Formed from the 2014 merger of Charles Russell and Speechly Bircham, Charles Russell Speechlys is now one of the biggest private client firms in Britain, with offices in London, Guildford and Cheltenham. The firm also has a presence in high net worth individual hubs such as Doha, Dubai, Geneva, Luxembourg, Manama, Paris, Zurich and Hong Kong. For law students who fancy a career brushing shoulders with the global elite, this is a good place to start.
Charles Russell Speechlys scores well in the ‘training’ category in the Legal Cheek Trainee and Junior Lawyer Survey 2020–21, with insiders reporting that the grounding they receive is “very thorough and tailored”. Alongside private client work, trainees also often get to sample the firm’s specialisms in media law, technology law and general commercial work. One current trainee tells us that their supervisors were “engaged and willing to spend time on my professional and personal development”, while another says their supervisor simultaneously “plays the role of a mentor, a boss and a teacher really well”. One notes that, while generally of a high standard, training differs by department, explaining: “In some, you’re thrown in and given a lot of client contact and real fee earning work (e.g. construction & engineering, commercial dispute resolution, real estate). In others, it’s six months of bundling, admin and if you’re really lucky you might get to send an email saying ‘please see attached’ (e.g. family, corporate, employment).”

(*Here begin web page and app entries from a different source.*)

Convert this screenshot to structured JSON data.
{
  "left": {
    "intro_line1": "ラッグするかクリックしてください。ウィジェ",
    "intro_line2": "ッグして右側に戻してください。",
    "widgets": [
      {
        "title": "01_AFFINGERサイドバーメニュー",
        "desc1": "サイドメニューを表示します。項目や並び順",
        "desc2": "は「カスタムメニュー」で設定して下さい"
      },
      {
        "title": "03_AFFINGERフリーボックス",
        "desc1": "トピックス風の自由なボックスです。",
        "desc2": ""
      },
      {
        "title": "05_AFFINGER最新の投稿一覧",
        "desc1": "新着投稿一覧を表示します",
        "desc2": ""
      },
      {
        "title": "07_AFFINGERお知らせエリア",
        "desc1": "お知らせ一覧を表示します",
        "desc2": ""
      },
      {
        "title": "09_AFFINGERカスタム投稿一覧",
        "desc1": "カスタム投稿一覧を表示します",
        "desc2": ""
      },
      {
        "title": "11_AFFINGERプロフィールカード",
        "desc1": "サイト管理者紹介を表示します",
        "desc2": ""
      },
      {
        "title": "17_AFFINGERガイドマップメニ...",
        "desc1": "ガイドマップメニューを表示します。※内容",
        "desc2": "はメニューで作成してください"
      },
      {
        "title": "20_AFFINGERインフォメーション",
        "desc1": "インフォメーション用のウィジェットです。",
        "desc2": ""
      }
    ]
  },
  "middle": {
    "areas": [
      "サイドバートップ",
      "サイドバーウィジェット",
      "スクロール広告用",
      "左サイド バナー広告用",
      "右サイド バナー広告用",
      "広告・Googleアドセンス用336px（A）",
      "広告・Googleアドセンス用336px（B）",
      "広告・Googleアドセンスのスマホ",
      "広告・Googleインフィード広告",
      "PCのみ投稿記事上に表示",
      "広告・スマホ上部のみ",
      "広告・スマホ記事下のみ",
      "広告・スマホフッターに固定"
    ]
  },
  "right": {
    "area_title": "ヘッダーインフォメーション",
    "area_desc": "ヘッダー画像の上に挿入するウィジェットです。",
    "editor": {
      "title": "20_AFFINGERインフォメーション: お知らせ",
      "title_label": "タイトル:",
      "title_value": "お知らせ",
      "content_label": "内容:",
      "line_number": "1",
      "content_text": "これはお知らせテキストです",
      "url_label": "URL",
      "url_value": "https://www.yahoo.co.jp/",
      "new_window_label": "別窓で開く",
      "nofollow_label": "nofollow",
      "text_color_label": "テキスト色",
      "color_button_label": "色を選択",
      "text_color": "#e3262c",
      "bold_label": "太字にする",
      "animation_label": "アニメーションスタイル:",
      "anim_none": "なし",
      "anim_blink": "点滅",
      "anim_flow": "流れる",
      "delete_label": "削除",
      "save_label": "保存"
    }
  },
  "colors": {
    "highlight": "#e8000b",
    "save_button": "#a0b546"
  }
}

While generally good, the quality of work is also said to “vary greatly from department to department and — most importantly — how nice the fee earners are in each given team”. We’re told that “the quality of supervisor has a big impact on whether you feel like you have been ‘trained’ in a seat or whether you have just been there to churn out work.” Apparently, “some just love to give trainees the tasks they would rather not have to do, such as page-turning large deeds to check there are no hand amendments”. But partners are said to be generally nice, if not super-approachable, and the vibe among the trainees is largely positive and inclusive. “There’s very much a sense of everyone pulling together,” observes one trainee. The firm’s new managing partner, Simon Ridpath, has particularly “taken a hands-on approach” during the pandemic and provides weekly updates, one rookie reports. Pre-lockdown, trainees bonded over departmental drinks events, including the “legendary” ‘Sports Dinner’ and “always really swanky” Christmas parties – the last few of which have been held at The Savoy.
The London-headquartered outfit apparently adjusted to the lockdown “very well indeed”, with remote-workers using video conferencing tech for internal and client meetings; online programmes, such as handy electronic signature tool, ‘DocuSign’; and even an “exclusive in-house developed app” to transition back to the office. That said, one trainee complains that the firm “could have provided us with computer screens rather than expecting us to buy them ourselves when most of us usually work off of two screens”.
The money is pretty good for a private client outfit — especially in view of the decent work/life balance. While we hear that “there are some late nights and it depends on department”, the partners and senior fee earners “want you to have a life and they will make comments if you’re working too late consistently. You do feel they are grateful when you stay late to help out.” Last year, Charles Russell Speechlys confirmed around £163 million in revenue, with profit per equity partner sitting at £426,000 each. The firm has yet to release its latest results.
There is also a decent chance of going on a secondment, with droves of trainees completing client and international secondments. Destinations include ITV, Actis and Charles Russell Speechlys’ Swiss offices.
However, such opportunities aside, the perks aren’t great. The gym subsidy is “rubbish”, apparently. Though “work massages during well-being weeks are a treat”, and the firm’s sponsorship deal with Somerset House in London has yielded some decent benefits. Lawyers also receive a “generous pension” and free private healthcare – but no dental insurance. There are also a few gripes about the London office, which is being refurbished one floor at a time. While the new floors are “amazing”, particularly the “snazzy” ninth floor, some of the older space “is looking very tired”. Fortunately, that will soon change. The firm is coordinating the roll-out of new agile working-promoting laptops with the refit. The litigation team, who are based on the acclaimed ninth floor, already have theirs and others will follow shortly. Meanwhile, a recent refurbishment of the Cheltenham office “has really worked wonders”, says one trainee.
The London office is the only one with its own canteen and serves all food in eco-friendly ‘VegWare’ packaging. ‘Charlies’ is apparently “really underestimated”. One trainee sums it up as such: “[T]here’s so much choice it’s incredible and they really pull out all the stops for various themed events (Chinese New Year/FIFA World Cup etc.) Plus the space is great to use for general catch-ups.” The firm has also moved away from disposable coffee and water cups, instead providing staff with reusable ‘Keep Cups’.